** PROVIDED RECORDS follows **

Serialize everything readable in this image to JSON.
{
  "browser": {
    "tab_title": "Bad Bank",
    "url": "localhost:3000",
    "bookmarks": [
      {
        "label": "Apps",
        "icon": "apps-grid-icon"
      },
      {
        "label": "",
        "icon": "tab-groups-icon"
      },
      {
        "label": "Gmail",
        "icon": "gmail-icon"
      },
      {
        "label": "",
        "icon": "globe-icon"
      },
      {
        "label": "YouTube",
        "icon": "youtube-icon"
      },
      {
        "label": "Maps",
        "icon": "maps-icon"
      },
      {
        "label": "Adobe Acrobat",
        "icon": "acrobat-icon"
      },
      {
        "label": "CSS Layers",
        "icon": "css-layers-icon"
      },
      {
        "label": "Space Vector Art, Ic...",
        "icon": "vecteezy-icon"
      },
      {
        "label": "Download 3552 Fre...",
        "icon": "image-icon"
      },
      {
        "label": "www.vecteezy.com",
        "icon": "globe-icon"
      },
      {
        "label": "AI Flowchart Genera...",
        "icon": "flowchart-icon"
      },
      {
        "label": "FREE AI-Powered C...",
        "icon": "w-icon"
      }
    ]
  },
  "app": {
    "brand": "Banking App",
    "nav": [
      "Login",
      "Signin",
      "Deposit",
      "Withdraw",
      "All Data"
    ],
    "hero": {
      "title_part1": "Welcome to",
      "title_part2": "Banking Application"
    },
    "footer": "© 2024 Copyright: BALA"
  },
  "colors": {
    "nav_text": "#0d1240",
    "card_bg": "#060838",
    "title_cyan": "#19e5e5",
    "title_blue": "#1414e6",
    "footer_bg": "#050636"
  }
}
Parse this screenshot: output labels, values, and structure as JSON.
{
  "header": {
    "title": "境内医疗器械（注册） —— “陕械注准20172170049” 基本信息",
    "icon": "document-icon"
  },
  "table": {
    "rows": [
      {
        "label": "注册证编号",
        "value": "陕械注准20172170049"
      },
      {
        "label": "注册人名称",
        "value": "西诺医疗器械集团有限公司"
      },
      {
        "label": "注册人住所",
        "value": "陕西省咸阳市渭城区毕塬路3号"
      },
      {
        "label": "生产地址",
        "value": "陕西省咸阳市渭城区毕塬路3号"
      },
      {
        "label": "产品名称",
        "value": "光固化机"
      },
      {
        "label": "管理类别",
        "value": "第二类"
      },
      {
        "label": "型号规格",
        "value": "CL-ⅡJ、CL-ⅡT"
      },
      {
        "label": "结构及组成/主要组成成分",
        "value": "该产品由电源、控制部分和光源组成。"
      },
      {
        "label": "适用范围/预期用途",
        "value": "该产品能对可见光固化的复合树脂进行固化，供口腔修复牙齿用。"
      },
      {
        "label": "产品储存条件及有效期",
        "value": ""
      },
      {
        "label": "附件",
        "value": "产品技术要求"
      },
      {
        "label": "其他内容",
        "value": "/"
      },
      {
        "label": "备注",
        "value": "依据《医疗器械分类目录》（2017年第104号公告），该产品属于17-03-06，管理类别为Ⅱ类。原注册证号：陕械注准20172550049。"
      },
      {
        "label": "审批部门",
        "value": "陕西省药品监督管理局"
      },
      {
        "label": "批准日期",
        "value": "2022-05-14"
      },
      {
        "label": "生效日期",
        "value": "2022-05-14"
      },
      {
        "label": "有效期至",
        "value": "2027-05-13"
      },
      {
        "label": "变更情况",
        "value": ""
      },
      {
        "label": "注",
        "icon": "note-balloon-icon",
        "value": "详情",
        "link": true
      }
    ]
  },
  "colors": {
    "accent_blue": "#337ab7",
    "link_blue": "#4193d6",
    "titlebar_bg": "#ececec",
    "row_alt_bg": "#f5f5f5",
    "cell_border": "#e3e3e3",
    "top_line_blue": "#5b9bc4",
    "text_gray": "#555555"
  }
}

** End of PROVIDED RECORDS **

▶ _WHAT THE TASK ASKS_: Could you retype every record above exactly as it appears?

▶ _ANSWER TO THIS TASK_:
Serialize everything readable in this image to JSON.
{
  "browser": {
    "tab_title": "Bad Bank",
    "url": "localhost:3000",
    "bookmarks": [
      {
        "label": "Apps",
        "icon": "apps-grid-icon"
      },
      {
        "label": "",
        "icon": "tab-groups-icon"
      },
      {
        "label": "Gmail",
        "icon": "gmail-icon"
      },
      {
        "label": "",
        "icon": "globe-icon"
      },
      {
        "label": "YouTube",
        "icon": "youtube-icon"
      },
      {
        "label": "Maps",
        "icon": "maps-icon"
      },
      {
        "label": "Adobe Acrobat",
        "icon": "acrobat-icon"
      },
      {
        "label": "CSS Layers",
        "icon": "css-layers-icon"
      },
      {
        "label": "Space Vector Art, Ic...",
        "icon": "vecteezy-icon"
      },
      {
        "label": "Download 3552 Fre...",
        "icon": "image-icon"
      },
      {
        "label": "www.vecteezy.com",
        "icon": "globe-icon"
      },
      {
        "label": "AI Flowchart Genera...",
        "icon": "flowchart-icon"
      },
      {
        "label": "FREE AI-Powered C...",
        "icon": "w-icon"
      }
    ]
  },
  "app": {
    "brand": "Banking App",
    "nav": [
      "Login",
      "Signin",
      "Deposit",
      "Withdraw",
      "All Data"
    ],
    "hero": {
      "title_part1": "Welcome to",
      "title_part2": "Banking Application"
    },
    "footer": "© 2024 Copyright: BALA"
  },
  "colors": {
    "nav_text": "#0d1240",
    "card_bg": "#060838",
    "title_cyan": "#19e5e5",
    "title_blue": "#1414e6",
    "footer_bg": "#050636"
  }
}
Parse this screenshot: output labels, values, and structure as JSON.
{
  "header": {
    "title": "境内医疗器械（注册） —— “陕械注准20172170049” 基本信息",
    "icon": "document-icon"
  },
  "table": {
    "rows": [
      {
        "label": "注册证编号",
        "value": "陕械注准20172170049"
      },
      {
        "label": "注册人名称",
        "value": "西诺医疗器械集团有限公司"
      },
      {
        "label": "注册人住所",
        "value": "陕西省咸阳市渭城区毕塬路3号"
      },
      {
        "label": "生产地址",
        "value": "陕西省咸阳市渭城区毕塬路3号"
      },
      {
        "label": "产品名称",
        "value": "光固化机"
      },
      {
        "label": "管理类别",
        "value": "第二类"
      },
      {
        "label": "型号规格",
        "value": "CL-ⅡJ、CL-ⅡT"
      },
      {
        "label": "结构及组成/主要组成成分",
        "value": "该产品由电源、控制部分和光源组成。"
      },
      {
        "label": "适用范围/预期用途",
        "value": "该产品能对可见光固化的复合树脂进行固化，供口腔修复牙齿用。"
      },
      {
        "label": "产品储存条件及有效期",
        "value": ""
      },
      {
        "label": "附件",
        "value": "产品技术要求"
      },
      {
        "label": "其他内容",
        "value": "/"
      },
      {
        "label": "备注",
        "value": "依据《医疗器械分类目录》（2017年第104号公告），该产品属于17-03-06，管理类别为Ⅱ类。原注册证号：陕械注准20172550049。"
      },
      {
        "label": "审批部门",
        "value": "陕西省药品监督管理局"
      },
      {
        "label": "批准日期",
        "value": "2022-05-14"
      },
      {
        "label": "生效日期",
        "value": "2022-05-14"
      },
      {
        "label": "有效期至",
        "value": "2027-05-13"
      },
      {
        "label": "变更情况",
        "value": ""
      },
      {
        "label": "注",
        "icon": "note-balloon-icon",
        "value": "详情",
        "link": true
      }
    ]
  },
  "colors": {
    "accent_blue": "#337ab7",
    "link_blue": "#4193d6",
    "titlebar_bg": "#ececec",
    "row_alt_bg": "#f5f5f5",
    "cell_border": "#e3e3e3",
    "top_line_blue": "#5b9bc4",
    "text_gray": "#555555"
  }
}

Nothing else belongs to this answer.